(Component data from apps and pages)
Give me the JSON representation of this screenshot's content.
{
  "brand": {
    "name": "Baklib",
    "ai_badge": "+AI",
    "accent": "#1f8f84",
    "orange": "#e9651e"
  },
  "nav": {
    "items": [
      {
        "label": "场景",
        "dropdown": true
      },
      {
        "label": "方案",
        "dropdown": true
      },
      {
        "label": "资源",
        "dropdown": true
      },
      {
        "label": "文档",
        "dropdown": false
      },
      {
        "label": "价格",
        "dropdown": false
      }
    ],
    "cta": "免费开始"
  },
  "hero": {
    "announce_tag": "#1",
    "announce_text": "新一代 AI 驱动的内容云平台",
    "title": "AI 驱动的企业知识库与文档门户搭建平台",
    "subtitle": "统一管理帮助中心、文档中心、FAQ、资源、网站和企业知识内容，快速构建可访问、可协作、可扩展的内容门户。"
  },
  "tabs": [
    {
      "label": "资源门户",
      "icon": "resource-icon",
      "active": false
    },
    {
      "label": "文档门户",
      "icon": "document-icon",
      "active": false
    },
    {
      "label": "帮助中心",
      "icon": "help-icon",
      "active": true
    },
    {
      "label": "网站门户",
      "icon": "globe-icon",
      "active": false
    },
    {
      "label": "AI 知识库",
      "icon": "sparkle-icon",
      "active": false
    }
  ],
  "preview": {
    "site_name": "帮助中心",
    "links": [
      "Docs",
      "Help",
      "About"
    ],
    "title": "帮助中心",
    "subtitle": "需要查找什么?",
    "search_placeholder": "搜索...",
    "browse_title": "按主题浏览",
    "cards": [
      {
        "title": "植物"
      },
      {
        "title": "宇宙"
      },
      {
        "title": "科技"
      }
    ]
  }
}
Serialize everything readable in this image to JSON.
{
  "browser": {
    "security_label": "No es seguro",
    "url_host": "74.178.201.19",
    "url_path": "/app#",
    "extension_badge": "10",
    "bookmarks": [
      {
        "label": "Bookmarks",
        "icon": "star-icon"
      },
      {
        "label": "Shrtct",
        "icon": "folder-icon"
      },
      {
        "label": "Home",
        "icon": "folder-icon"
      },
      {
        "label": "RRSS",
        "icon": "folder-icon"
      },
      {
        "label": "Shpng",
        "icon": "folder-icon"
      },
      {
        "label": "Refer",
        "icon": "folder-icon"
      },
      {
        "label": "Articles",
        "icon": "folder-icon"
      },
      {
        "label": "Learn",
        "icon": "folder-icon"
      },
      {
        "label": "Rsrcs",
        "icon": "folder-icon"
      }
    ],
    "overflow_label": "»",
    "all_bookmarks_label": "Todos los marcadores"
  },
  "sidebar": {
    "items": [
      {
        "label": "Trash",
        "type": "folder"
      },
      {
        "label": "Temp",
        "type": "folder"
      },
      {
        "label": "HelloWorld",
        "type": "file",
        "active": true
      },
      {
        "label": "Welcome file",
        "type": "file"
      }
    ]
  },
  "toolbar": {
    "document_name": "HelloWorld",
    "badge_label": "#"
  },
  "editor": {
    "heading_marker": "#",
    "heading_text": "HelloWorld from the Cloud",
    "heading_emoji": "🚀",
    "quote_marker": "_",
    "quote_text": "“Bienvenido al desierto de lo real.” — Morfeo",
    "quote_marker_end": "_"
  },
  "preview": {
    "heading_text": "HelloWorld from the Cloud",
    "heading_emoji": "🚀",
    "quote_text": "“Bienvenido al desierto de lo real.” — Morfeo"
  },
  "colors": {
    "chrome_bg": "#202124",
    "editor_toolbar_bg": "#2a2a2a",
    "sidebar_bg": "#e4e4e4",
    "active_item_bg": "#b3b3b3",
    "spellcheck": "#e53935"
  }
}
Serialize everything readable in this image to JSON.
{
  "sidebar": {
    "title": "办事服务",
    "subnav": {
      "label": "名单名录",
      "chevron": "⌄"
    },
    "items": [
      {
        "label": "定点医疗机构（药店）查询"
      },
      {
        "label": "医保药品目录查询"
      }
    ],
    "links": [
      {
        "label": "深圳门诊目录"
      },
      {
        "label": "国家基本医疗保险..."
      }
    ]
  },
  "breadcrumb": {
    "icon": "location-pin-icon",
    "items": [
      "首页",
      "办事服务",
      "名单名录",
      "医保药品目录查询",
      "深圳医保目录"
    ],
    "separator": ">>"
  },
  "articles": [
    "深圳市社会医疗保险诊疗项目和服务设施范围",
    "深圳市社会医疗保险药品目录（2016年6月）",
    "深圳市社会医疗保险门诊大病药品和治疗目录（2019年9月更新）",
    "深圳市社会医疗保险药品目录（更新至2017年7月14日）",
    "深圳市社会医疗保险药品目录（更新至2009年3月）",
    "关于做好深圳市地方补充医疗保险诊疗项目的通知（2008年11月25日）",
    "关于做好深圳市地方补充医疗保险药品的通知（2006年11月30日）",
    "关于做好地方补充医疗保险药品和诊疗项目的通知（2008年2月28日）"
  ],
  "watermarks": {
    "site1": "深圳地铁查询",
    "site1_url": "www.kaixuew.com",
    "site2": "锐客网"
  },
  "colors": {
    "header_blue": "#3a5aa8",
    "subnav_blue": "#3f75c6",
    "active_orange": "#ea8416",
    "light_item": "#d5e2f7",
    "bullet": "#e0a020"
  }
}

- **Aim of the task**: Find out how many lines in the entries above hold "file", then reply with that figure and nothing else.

- **Exercise result**: 3